# Thread: Quick Question regarding Matrices.

1. ## Quick Question regarding Matrices.

Inverting and solving equations

Code:
1  -2  1
3  1  2
-1  4  1
Find the inverse of that matrix, hence solve the following

x-2y+z=1

I have 2 more equations to solve, but I just need a quick rundown of the process

To invert, I found the determinant (answer for it was -4 if anyone could confirm to see if I did the method right)

I then took the transpose, and prcoeeded to complete that big 3x3 thing which involves taking the multiplication of diagonal "\" and add it to the multiplication of diagonal "/".

The result of both the transpose and that process gave me this answer:

Code:
9 -6   5
-1  0  -5
11  -2  7
What made me doubt everything was that the 3 equations given simply don't match up with either the inverse of the provided matrix, with the matrix itself, or anything similar that I can recall.

Any help on this would be much appreciated.

2. Originally Posted by Lonehwolf
Inverting and solving equations

Code:
1  -2  1
3  1  2
-1  4  1
Find the inverse of that matrix, hence solve the following

x-2y+z=1

I have 2 more equations to solve, but I just need a quick rundown of the process

To invert, I found the determinant (answer for it was -4 if anyone could confirm to see if I did the method right)

I then took the transpose, and prcoeeded to complete that big 3x3 thing which involves taking the multiplication of diagonal "\" and add it to the multiplication of diagonal "/".

The result of both the transpose and that process gave me this answer:

Code:
9 -6   5
-1  0  -5
11  -2  7
What made me doubt everything was that the 3 equations given simply don't match up with either the inverse of the provided matrix, with the matrix itself, or anything similar that I can recall.

Any help on this would be much appreciated.
Actually the one equation you do happen to give does match with the given coeffcient matrix, and I'm sure the other two equations do to.

I hope you realise that to solve $AX = B$ you do the following: $A^{-1} A X = A^{-1} B \Rightarrow X = A^{-1} B$.

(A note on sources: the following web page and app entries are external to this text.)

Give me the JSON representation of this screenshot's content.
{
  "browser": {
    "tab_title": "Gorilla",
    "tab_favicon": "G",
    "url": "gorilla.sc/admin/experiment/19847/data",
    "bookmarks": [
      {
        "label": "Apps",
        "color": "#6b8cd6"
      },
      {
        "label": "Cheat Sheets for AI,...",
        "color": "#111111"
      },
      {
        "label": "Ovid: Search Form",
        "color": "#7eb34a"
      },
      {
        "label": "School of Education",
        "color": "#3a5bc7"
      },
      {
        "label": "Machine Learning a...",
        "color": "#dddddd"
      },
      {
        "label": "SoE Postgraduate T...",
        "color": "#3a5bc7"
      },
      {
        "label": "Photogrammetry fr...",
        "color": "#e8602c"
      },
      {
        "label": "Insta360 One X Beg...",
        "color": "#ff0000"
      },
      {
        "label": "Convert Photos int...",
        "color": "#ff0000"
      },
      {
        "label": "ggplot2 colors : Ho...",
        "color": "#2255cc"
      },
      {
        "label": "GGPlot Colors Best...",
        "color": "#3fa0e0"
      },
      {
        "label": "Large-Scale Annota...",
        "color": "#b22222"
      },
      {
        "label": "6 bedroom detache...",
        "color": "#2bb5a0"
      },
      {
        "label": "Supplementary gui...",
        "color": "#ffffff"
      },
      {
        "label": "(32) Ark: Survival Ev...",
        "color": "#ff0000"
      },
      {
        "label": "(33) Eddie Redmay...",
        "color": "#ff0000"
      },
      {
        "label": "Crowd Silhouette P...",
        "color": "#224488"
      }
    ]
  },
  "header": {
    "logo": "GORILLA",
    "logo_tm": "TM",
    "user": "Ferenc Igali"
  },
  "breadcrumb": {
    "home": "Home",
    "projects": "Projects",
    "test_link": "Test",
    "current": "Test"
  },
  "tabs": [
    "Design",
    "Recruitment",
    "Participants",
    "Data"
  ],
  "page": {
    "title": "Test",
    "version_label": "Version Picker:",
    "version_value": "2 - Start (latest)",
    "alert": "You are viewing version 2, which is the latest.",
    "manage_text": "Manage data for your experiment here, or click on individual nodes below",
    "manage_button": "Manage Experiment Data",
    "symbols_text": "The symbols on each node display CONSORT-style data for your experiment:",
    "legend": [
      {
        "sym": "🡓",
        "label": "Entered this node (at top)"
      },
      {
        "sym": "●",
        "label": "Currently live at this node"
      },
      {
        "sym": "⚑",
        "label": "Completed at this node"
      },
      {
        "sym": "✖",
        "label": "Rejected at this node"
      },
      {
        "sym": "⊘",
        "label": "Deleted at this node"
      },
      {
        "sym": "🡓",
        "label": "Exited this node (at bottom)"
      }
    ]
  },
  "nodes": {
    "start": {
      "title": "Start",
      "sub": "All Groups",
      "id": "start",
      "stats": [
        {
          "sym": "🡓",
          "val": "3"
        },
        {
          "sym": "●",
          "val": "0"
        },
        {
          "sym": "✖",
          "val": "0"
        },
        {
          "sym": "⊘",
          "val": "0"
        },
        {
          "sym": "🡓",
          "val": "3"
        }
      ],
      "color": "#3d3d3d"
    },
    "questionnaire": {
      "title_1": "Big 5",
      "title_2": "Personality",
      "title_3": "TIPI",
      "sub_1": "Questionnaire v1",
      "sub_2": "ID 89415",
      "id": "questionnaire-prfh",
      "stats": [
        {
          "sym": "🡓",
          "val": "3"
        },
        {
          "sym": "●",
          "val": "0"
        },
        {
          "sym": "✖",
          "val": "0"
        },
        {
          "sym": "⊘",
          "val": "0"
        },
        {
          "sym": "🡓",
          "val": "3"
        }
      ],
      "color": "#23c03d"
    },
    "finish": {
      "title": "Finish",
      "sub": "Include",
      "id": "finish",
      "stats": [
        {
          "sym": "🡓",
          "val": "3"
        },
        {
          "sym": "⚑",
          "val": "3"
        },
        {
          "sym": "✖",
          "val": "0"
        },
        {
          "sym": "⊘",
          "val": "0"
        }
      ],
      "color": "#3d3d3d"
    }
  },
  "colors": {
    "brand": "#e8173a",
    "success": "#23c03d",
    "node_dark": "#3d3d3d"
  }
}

Your inverse is wrong. And the determinant is 16, not -4.

I rather like the method for finding the inverse that is explained so well here: Matrix Inversion: Finding the Inverse of a Matrix

3. Originally Posted by mr fantastic
Actually the one equation you do happen to give does match with the given coeffcient matrix, and I'm sure the other two equations do to.

I hope you realise that to solve $AX = B$ you do the following: $A^{-1} A X = A^{-1} B \Rightarrow X = A^{-1} B$.

Your inverse is wrong. And the determinant is 16, not -4.

I rather like the method for finding the inverse that is explained so well here: Matrix Inversion: Finding the Inverse of a Matrix

Thanks, go the determinant right finally.

Regarding matching the equation with the coefficient matrix - I can't figure that one out. Which line has specifically matched?

Reworking the transpose and that big square thingy I ended up with a different result:
Code:
9 -2  -3
-1 0  -5
11 -6 -5

4. Originally Posted by Lonehwolf
Thanks, go the determinant right finally.

Regarding matching the equation with the coefficient matrix - I can't figure that one out. Which line has specifically matched?

Reworking the transpose and that big square thingy I ended up with a different result:
Code:
9 -2  -3
-1 0  -5
11 -6 -5
Look at the coeeficients of the first equation and look at the first line of your coefficient matrix ....

Your inverse is still wrong. You only have to multiply the two matrices together to quickly see this ....